From Stargate fan Blake Linton's Facebook page
The Stargate franchise has to be one of the most beloved sci-fi properties ever and the fans refuse to let it die. Various campaigns on Facebook continue and one fan, Blake Linton, has gone out of his way in an attempt to revive the show, specifically the last, but least successful entry, Stargate SGU.
This is what Linton has to say about it all...
Can a $35 web show save an $80 million television series? Blake Linton believes it can.
by Blake Linton
The Cancellation Effect is a computer-animated science fiction comedy web show dedicated to the revival of the cancelled television series Stargate Universe. It is the first sci-fi series created to save another sci-fi series, in the same way that Popeye saved the ailing U.S. spinach industry in the 1930s. There have been nine episodes so far, with stories including parodic references to Star Trek, Star Wars, Doctor Who, Steve Jobs, and even Barack Obama.
Cable television network Syfy cancelled Stargate Universe (aka SGU) after just two seasons, leaving the story unfinished. The resulting firestorm of controversy prompted Syfy to issue an unprecedented "open letter" to fans, blaming the cancellation on low ratings. But growing evidence proves that the series was actually far more popular than its ratings suggested, with millions of uncounted geeky early product adopters watching by means other than traditional television. Indeed, TiVo has blogged about SGU's extraordinary popularity in late-night re-runs, a study by the Internet Commerce Security Laboratory ranked SGU's popularity the second most popular TV series among file-sharers, and--with over 300,000 votes cast--SGU leads science fiction website Giant Freakin' Robot's poll asking readers which series Netflix should revive.

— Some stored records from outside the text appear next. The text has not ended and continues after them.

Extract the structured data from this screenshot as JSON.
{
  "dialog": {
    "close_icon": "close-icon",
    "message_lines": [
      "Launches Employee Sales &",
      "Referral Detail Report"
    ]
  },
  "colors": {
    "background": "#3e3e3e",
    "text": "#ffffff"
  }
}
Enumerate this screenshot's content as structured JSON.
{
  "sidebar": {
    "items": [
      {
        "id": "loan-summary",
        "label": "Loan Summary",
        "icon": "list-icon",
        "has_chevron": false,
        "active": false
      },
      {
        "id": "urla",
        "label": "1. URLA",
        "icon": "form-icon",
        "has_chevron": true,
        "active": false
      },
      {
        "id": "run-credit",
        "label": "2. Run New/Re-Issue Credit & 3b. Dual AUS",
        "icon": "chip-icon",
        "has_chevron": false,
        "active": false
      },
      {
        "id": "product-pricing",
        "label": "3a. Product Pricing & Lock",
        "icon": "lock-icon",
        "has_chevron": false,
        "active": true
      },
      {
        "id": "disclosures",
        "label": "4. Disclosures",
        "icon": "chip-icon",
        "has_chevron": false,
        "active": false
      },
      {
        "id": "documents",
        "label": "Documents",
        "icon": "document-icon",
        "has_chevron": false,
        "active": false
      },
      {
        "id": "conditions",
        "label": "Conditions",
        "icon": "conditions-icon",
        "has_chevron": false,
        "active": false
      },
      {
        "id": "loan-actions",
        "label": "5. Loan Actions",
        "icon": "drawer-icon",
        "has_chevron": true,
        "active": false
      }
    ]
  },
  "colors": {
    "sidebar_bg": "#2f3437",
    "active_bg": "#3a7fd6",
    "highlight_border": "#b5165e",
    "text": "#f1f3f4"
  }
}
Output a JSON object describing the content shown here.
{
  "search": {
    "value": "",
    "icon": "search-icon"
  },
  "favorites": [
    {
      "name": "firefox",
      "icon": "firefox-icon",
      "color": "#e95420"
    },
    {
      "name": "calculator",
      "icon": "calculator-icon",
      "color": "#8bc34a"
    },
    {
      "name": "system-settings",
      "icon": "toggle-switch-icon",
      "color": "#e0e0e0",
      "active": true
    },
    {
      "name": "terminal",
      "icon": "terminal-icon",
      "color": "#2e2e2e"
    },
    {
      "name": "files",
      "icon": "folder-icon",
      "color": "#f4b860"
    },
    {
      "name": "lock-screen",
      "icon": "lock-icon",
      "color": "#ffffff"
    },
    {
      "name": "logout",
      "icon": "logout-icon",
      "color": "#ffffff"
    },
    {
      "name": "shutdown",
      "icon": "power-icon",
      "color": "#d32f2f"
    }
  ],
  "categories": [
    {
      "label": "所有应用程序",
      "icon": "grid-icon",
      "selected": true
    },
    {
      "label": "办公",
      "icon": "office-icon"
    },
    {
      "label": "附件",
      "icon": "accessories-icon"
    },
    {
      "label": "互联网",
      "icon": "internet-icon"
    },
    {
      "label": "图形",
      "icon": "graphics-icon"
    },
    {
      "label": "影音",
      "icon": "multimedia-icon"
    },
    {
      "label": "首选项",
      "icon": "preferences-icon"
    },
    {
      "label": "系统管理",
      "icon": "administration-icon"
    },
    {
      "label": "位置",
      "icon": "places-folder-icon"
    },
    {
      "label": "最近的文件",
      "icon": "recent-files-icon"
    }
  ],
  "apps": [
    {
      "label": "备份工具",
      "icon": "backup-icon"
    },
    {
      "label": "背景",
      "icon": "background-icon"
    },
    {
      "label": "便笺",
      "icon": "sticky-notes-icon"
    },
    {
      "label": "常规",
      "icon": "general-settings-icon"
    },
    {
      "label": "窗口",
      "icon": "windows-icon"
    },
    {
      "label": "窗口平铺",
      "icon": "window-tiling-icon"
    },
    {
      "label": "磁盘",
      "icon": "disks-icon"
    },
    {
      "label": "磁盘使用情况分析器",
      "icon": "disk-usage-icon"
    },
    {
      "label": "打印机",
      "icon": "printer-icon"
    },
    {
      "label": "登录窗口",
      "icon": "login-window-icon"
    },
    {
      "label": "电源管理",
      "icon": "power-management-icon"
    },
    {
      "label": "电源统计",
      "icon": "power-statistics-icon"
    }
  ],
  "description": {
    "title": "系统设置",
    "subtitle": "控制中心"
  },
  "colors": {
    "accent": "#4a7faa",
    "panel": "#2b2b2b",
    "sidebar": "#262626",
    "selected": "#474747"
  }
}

Indeed, Netflix is often a target of The Cancellation Effect's efforts. In one episode, Captain Kurt and Speck travel through a wormhole to the "real world" to present the case for SGU's revival to Netflix CEO Reed Hastings. Unfortunately, a time dilation effect causes their entire presentation to pass more quickly than a wink of Hastings' eye.
A repeated theme in The Cancellation Effect is SGU's abrupt end causing mankind's extinction in various ways. That's why it's called "The Cancellation Effect." The effect of SGU's cancellation is always seen as disastrous. We science fiction fans are unique in believing that our favorite genre is not only entertaining but also beneficial to mankind, even essential to our salvation. Stargate Universe puts soldiers and scientists from our world on a runaway spaceship halfway across the cosmos in the middle of its million-year mission to find the secret of creation. That's the kind of story that inspires us as a species to survive and reach for the stars, to seek answers to the big questions and witness the majesty of the universe.
The Cancellation Effect's total budget so far has been $35, spent on characters and scenes for use with free animation software by Xtranormal Inc. Xtranormal's software is most commonly used simply to present a couple of characters arguing, but I realized it has the power to do much more, to tell stories.
To meet the show's shoestring budget, I mine the public domain for such material as retro spaceship flybys and zombie attack clips from movies and television shows with expired copyrights, as well as uncopyrighted publicity stills and works created by the U.S. government. I also rely on the generosity of others. Lots of photographers and musicians make their work available for free under a Creative Commons Attribution license. That means you're allowed to use their photos and music as long as you give them credit, which I'm meticulous about doing. I'm incredibly grateful. The Cancellation Effect wouldn't exist without those people.
When I can't find free existing materials, I create them myself. I make sparkly teleportation effects using video I recorded of static from an old analog TV set. The accompanying sound effects are just me going 'sssshhhhhhh' into a microphone, heavily processed using a free audio-editing program.
Why the ultra-low budget? After working as a computer scientist at a government think tank for seven and a half years, I realized I'd rather die free than live as a wage slave. I retired with the intention of living the rest of my life very frugally on my savings and a modest inheritance.
How did I arrive at the idea for The Cancellation Effect? After SGU's last episode (so far) aired, I made some fan films to support the show. But with one actor--myself--and no budget for sets or props, I was very limited. And I was worried because MGM has a history of quashing fan productions with cease-and-desist letters and YouTube takedown orders. The solution was to make a show about SGU's cancellation rather than one set within its world. There's no infingement in talking about a TV series and opining that it should be revived. When that actually happens, The Cancellation Effect will have served its purpose and come to an end--which makes it the only series campaigning for its own cancellation.
Being a web show, The Cancellation Effect is released on a "when it's ready" basis, with no seasons or schedule. The first episode, titled simply "Pilot", was uploaded to YouTube on October 26, 2011, and the ninth, "Message from the Afterlife", on June 9, 2012. All episodes, along with several Netflix mockumercial spin-offs and a live-action "Hey Netflix! Save Stargate Universe!" video, are available for free on my YouTube channel here:
The Cancellaton Effect's page on Facebook is here:
Born and residing in Houston, Blake Linton is a lifelong fan of science fiction and an avid player of free MMOs.